+++ INFORMATION PROVIDED +++

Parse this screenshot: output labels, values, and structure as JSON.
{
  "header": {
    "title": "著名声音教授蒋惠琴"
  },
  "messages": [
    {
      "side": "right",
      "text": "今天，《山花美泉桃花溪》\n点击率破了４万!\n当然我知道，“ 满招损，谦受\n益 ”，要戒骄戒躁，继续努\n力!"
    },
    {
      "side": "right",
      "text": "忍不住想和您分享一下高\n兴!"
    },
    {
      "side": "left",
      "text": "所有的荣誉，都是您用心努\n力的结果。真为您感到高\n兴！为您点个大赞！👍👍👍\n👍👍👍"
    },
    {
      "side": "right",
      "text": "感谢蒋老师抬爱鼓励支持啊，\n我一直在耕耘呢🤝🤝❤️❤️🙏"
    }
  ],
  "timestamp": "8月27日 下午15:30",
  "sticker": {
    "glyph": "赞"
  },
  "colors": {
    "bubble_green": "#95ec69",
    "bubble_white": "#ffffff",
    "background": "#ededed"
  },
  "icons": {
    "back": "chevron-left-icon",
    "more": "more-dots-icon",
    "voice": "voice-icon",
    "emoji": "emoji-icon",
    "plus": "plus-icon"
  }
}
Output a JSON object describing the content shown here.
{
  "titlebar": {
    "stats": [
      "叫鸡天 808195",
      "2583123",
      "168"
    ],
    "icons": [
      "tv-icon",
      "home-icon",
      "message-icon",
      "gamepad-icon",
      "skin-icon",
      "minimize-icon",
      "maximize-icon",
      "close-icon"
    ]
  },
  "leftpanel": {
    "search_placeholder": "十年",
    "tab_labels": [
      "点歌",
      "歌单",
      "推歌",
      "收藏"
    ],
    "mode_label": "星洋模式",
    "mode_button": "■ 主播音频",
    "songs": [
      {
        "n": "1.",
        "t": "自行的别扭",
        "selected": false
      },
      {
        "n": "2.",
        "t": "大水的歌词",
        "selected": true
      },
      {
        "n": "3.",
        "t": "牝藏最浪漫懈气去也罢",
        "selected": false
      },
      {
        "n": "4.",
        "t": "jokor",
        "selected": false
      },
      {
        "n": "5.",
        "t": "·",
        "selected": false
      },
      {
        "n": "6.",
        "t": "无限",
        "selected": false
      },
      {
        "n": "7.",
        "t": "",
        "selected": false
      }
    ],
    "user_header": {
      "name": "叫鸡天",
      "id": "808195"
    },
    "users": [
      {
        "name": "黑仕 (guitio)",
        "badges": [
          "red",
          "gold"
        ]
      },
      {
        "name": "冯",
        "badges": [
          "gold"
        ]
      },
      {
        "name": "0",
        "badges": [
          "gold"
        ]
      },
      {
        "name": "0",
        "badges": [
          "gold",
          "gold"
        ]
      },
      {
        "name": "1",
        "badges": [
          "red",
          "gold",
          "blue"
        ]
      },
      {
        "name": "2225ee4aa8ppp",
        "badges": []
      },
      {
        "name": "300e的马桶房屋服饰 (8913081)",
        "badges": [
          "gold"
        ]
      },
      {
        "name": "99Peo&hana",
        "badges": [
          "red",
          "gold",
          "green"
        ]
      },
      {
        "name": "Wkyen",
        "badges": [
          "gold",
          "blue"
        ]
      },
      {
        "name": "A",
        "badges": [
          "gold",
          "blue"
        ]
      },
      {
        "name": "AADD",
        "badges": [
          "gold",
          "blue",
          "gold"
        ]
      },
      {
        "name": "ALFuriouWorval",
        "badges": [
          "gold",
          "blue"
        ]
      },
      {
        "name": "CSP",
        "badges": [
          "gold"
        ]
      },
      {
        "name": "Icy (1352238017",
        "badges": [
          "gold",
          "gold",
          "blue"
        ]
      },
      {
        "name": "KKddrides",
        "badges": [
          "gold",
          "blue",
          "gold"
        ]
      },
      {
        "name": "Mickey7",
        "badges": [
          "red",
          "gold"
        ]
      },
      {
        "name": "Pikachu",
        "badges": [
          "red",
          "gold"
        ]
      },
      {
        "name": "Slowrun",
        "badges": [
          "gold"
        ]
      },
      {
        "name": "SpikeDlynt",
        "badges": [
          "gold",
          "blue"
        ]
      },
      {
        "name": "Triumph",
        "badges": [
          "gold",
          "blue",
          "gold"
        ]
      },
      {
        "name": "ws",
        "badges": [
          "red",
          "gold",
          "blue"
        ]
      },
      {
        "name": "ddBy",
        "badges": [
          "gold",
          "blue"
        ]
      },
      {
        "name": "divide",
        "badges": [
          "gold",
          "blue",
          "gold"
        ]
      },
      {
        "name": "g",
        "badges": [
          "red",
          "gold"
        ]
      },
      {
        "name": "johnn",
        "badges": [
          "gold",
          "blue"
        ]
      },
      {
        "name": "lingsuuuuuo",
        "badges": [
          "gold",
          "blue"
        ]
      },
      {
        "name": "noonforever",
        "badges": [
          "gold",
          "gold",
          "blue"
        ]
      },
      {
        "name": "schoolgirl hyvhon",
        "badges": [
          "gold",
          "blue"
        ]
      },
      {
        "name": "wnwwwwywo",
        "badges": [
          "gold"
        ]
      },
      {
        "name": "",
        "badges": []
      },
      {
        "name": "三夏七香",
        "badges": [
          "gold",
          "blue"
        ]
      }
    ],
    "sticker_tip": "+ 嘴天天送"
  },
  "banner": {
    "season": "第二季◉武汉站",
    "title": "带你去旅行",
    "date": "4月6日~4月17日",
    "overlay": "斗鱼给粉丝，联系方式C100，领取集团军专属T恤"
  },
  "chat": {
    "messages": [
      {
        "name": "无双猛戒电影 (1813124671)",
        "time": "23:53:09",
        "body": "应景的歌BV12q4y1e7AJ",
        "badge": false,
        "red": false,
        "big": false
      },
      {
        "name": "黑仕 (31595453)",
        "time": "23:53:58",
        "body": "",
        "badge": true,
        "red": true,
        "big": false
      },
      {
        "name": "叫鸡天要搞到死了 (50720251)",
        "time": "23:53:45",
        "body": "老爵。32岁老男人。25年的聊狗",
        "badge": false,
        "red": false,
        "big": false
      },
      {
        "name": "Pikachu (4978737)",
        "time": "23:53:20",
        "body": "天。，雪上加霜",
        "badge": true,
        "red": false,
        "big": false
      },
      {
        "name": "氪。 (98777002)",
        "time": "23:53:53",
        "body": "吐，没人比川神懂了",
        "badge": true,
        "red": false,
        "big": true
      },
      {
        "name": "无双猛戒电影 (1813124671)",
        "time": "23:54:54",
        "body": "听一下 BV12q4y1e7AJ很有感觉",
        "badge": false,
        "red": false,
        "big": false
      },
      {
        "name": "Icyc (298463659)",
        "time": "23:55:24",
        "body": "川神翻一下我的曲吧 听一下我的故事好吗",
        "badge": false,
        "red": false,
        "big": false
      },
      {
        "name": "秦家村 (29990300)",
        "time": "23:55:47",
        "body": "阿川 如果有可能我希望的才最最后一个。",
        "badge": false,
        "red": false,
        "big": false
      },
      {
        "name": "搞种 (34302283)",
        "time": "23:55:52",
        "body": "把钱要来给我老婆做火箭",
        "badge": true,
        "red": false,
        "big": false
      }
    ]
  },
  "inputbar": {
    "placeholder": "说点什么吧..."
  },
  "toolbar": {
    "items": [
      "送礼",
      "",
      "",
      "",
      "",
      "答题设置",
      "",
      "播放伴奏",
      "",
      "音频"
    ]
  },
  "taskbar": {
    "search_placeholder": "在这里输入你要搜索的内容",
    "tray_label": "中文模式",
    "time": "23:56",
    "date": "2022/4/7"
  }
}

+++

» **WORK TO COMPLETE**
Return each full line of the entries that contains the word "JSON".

» **ANSWER TO THIS EXERCISE**
Parse this screenshot: output labels, values, and structure as JSON.
Output a JSON object describing the content shown here.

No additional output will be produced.